While this feature isn’t so much about the photos themselves as it is about how you can share them, this part of the workflow is where Lightroom really shines. Generating this page took a few clicks, and a couple of slider moves. On top of that, I didn’t even have to use another application to upload it to the web–I did it directly from Lightroom. There are quite a few different page templates to choose from.
The features I’ve described so far barely scratch the surface of what Lightroom can do. One of the things that impresses me about Lightroom is not just the amount of things it does that iPhoto can’t (or does badly, *cough* iWeb *cough*) but how much less time it takes to handle hundreds of photos by comparison.
After dealing with a few of the gigantic URLs to SharePoint documents in e-mail, a custom version of TinyURL seems like a good idea. It looks like this guy thought so too. A bit later, Mike Marusin did as well. I do wonder if the latest version of SharePoint provides that functionality out of the box though.

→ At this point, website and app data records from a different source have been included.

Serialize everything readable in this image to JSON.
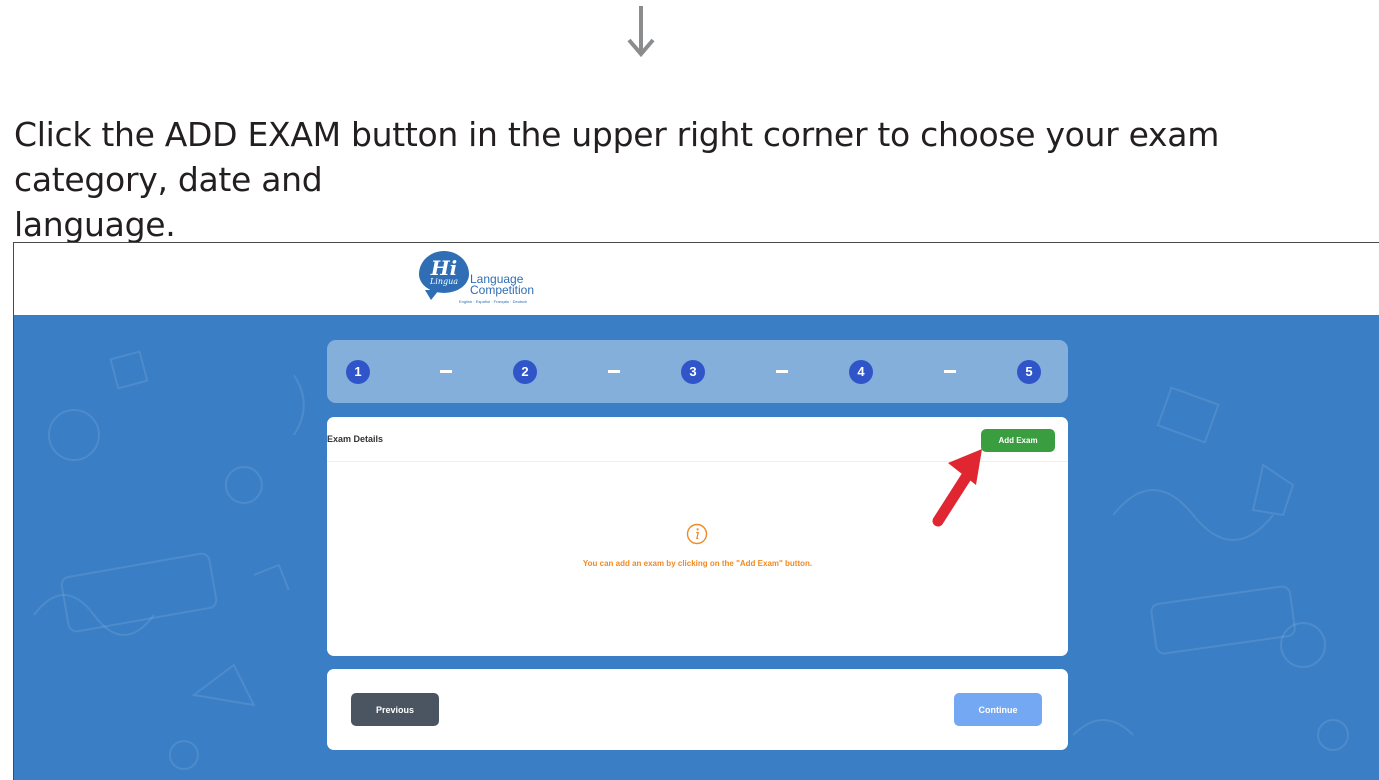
{
  "instruction": {
    "line1": "Click the ADD EXAM button in the upper right corner to choose your exam category, date and",
    "line2": "language."
  },
  "logo": {
    "hi": "Hi",
    "lingua": "Lingua",
    "text_line1": "Language",
    "text_line2": "Competition",
    "subtitle": "English · Español · Français · Deutsch"
  },
  "steps": [
    "1",
    "2",
    "3",
    "4",
    "5"
  ],
  "exam_card": {
    "title": "Exam Details",
    "add_button": "Add Exam",
    "empty_message": "You can add an exam by clicking on the \"Add Exam\" button."
  },
  "nav": {
    "previous": "Previous",
    "continue": "Continue"
  },
  "colors": {
    "background_blue": "#3a7ec5",
    "step_circle": "#2f55c8",
    "add_exam_green": "#3a9d3f",
    "message_orange": "#f08a24",
    "previous_gray": "#4b5561",
    "continue_blue": "#74a8f2",
    "pointer_red": "#e02630"
  }
}
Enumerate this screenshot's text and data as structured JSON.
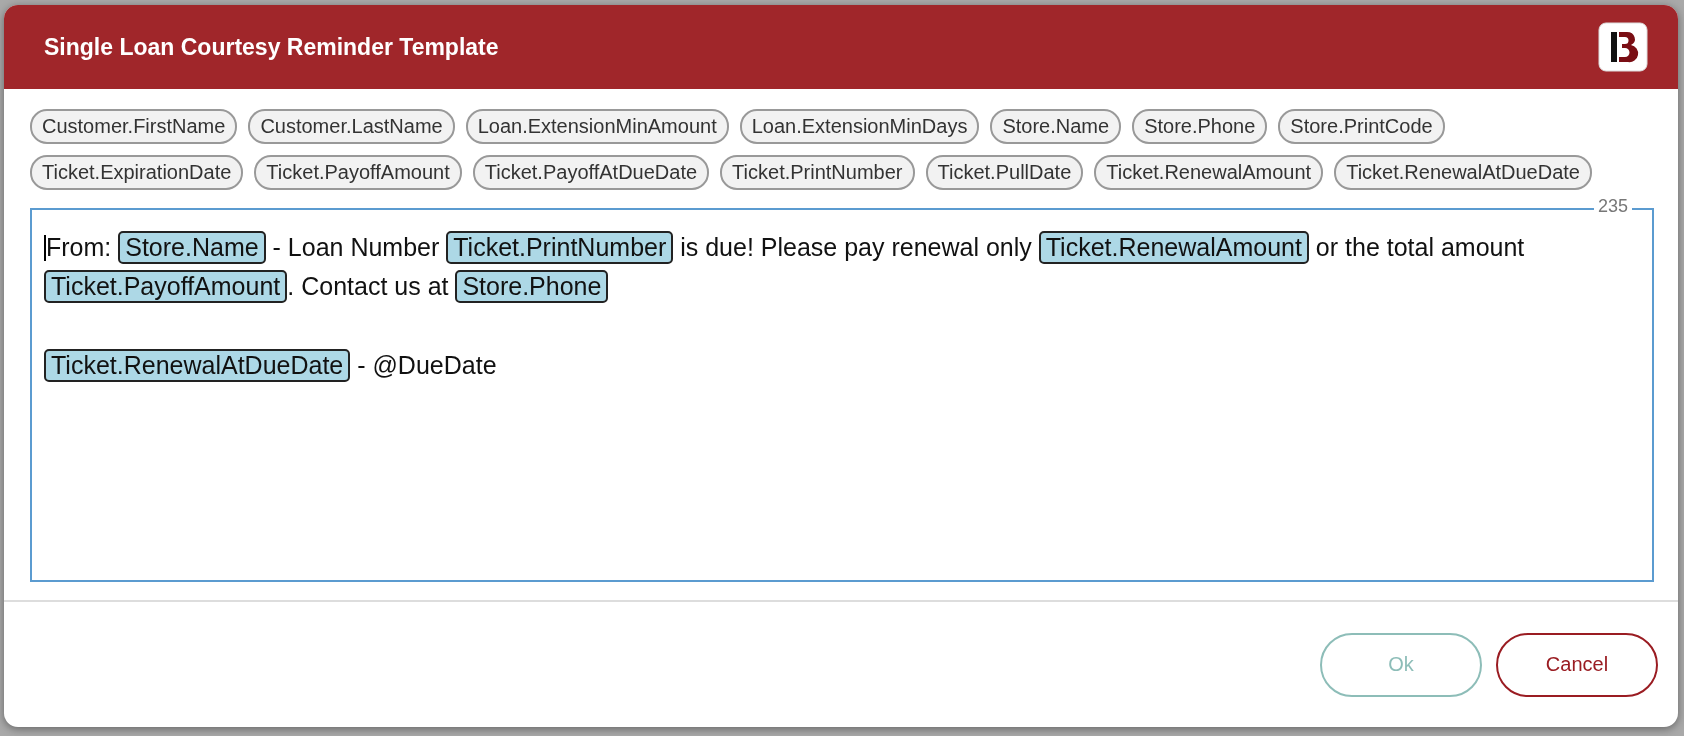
{
  "dialog": {
    "title": "Single Loan Courtesy Reminder Template"
  },
  "field_rows": [
    [
      {
        "label": "Customer.FirstName"
      },
      {
        "label": "Customer.LastName"
      },
      {
        "label": "Loan.ExtensionMinAmount"
      },
      {
        "label": "Loan.ExtensionMinDays"
      },
      {
        "label": "Store.Name"
      },
      {
        "label": "Store.Phone"
      },
      {
        "label": "Store.PrintCode"
      }
    ],
    [
      {
        "label": "Ticket.ExpirationDate"
      },
      {
        "label": "Ticket.PayoffAmount"
      },
      {
        "label": "Ticket.PayoffAtDueDate"
      },
      {
        "label": "Ticket.PrintNumber"
      },
      {
        "label": "Ticket.PullDate"
      },
      {
        "label": "Ticket.RenewalAmount"
      },
      {
        "label": "Ticket.RenewalAtDueDate"
      }
    ]
  ],
  "editor": {
    "counter": "235",
    "paragraphs": [
      {
        "lines": [
          [
            {
              "kind": "text",
              "text": "From: "
            },
            {
              "kind": "token",
              "text": "Store.Name"
            },
            {
              "kind": "text",
              "text": " - Loan Number "
            },
            {
              "kind": "token",
              "text": "Ticket.PrintNumber"
            },
            {
              "kind": "text",
              "text": " is due! Please pay renewal only "
            },
            {
              "kind": "token",
              "text": "Ticket.RenewalAmount"
            },
            {
              "kind": "text",
              "text": " or the total amount"
            }
          ],
          [
            {
              "kind": "token",
              "text": "Ticket.PayoffAmount"
            },
            {
              "kind": "text",
              "text": ". Contact us at "
            },
            {
              "kind": "token",
              "text": "Store.Phone"
            }
          ]
        ]
      },
      {
        "lines": [
          [
            {
              "kind": "token",
              "text": "Ticket.RenewalAtDueDate"
            },
            {
              "kind": "text",
              "text": " - @DueDate"
            }
          ]
        ]
      }
    ]
  },
  "buttons": [
    {
      "label": "Ok",
      "kind": "primary",
      "disabled": true
    },
    {
      "label": "Cancel",
      "kind": "cancel",
      "disabled": false
    }
  ]
}
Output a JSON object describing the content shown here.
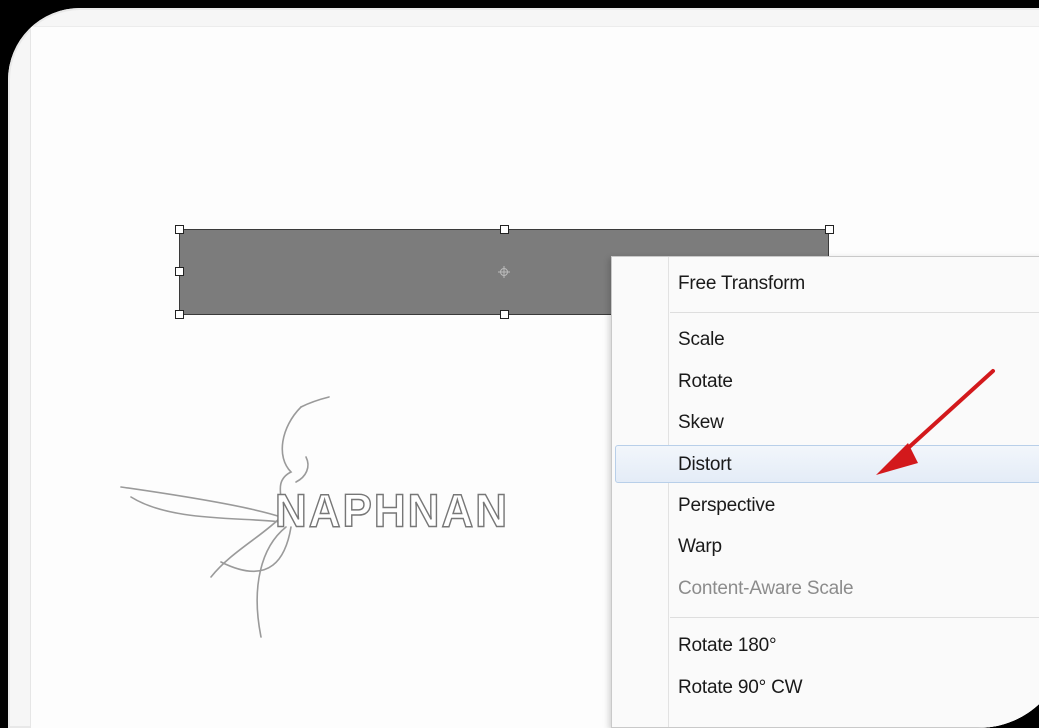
{
  "context_menu": {
    "items": [
      {
        "label": "Free Transform"
      },
      {
        "label": "Scale"
      },
      {
        "label": "Rotate"
      },
      {
        "label": "Skew"
      },
      {
        "label": "Distort",
        "highlighted": true
      },
      {
        "label": "Perspective"
      },
      {
        "label": "Warp"
      },
      {
        "label": "Content-Aware Scale",
        "disabled": true
      },
      {
        "label": "Rotate 180°"
      },
      {
        "label": "Rotate 90° CW"
      }
    ]
  },
  "watermark": {
    "text": "NAPHNAN"
  },
  "colors": {
    "shape_fill": "#7c7c7c",
    "menu_highlight": "#e4ecf7",
    "annotation_arrow": "#d3191c"
  },
  "icons": [
    "transform-handle",
    "reference-point-icon",
    "annotation-arrow-icon",
    "bird-logo-icon"
  ]
}
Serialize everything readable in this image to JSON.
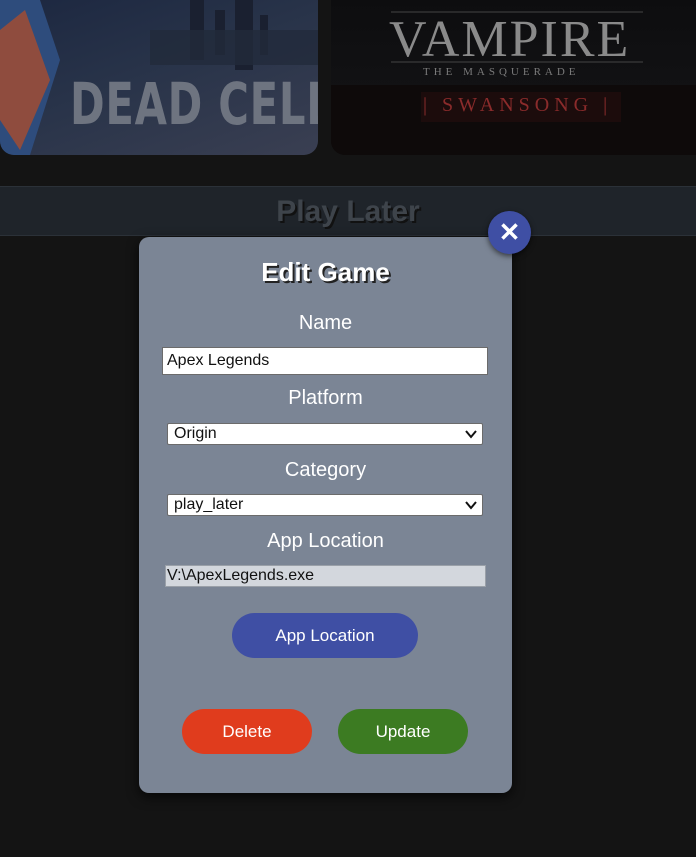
{
  "library": {
    "covers": [
      {
        "title": "DEAD CELLS"
      },
      {
        "title": "VAMPIRE",
        "subtitle": "THE MASQUERADE",
        "edition": "| SWANSONG |"
      }
    ],
    "section_title": "Play Later"
  },
  "modal": {
    "title": "Edit Game",
    "close_symbol": "✕",
    "name": {
      "label": "Name",
      "value": "Apex Legends"
    },
    "platform": {
      "label": "Platform",
      "selected": "Origin"
    },
    "category": {
      "label": "Category",
      "selected": "play_later"
    },
    "app_location": {
      "label": "App Location",
      "value": "V:\\ApexLegends.exe",
      "button_label": "App Location"
    },
    "delete_label": "Delete",
    "update_label": "Update"
  },
  "colors": {
    "modal_bg": "#7b8595",
    "accent_blue": "#3f4fa4",
    "delete_red": "#e03c1d",
    "update_green": "#3c7b22",
    "page_bg": "#141414"
  }
}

While I wait for Google to fix their desktop search bug, I’m using Lookout (version 188.8.131.524) to search Outlook. I was under the distinct impression that Lookout got killed after Microsoft bought the vendor (Lookout Software), especially when I read this post on Channel 9.
It looks like the helpdesk people at work squirreled away an old installation of it, because Googling for it brought back nothing but Windows Desktop Search links.
It looks like Google Desktop 5.5 has a bug that prevents users from opening forwarded e-mail attachments. There are more details in this Google Groups thread.
One thing I didn’t realize about CruiseControl.NET until recently was that it automatically labels your builds. It uses a
We still need to get our continuous integration setup working again, but in the interim, manual labeling of releases is still helpful.
This week, an application I work on started logging an exception that provided no help at all in debugging the problem. My usual practice of running the app in debug mode with production values in the config file failed to reproduce the error too. After a couple of days of checking a bunch of different areas of code (and still not solving the problem), Bob (a consultant from Intervention Technologies) gave me some code to get at all the InnerException values for a given Exception. Download the function from here.
StackTrace can be pretty large. Since we log to a database, I was worried about overrunning the column width. I also wasn’t keen on the idea of looking at so large a text block if an Exception was nesting four or five additional ones. So instead of implementing the code above, I changed the code to log at each level. Doing it this way adds a log entry for each InnerException. Because the log viewer I implemented displays the entries in reverse-chronological order, the root cause of a really gnarly exception displays at the top. The changes I made to global.asax looked like this.
The result of this work revealed that the app had been complaining about not being able to reach the SMTP server to send e-mail (which it needs to send users their passwords when they register or recover lost passwords).
Once we’d established that the change was working properly, it was time to refactor the code to make the functionality more broadly available. To accomplish this, I updated our Log4Net wrapper like this.
When I first started developing solutions on version 2.0 of the .NET Framework, I saw examples that had some logic in the App_Code folder. For things like base pages, I thought App_Code was perfect–and that’s how I use it today. When I started to see applications put their entire middle tiers in App_Code however, I thought that was a bad idea. Beyond not being able to unit test your components (and the consequences associated with a lack of unit testing, coverage, etc), it just seemed … wrong.
Fortunately, there are additional reasons to minimize the use of App_Code: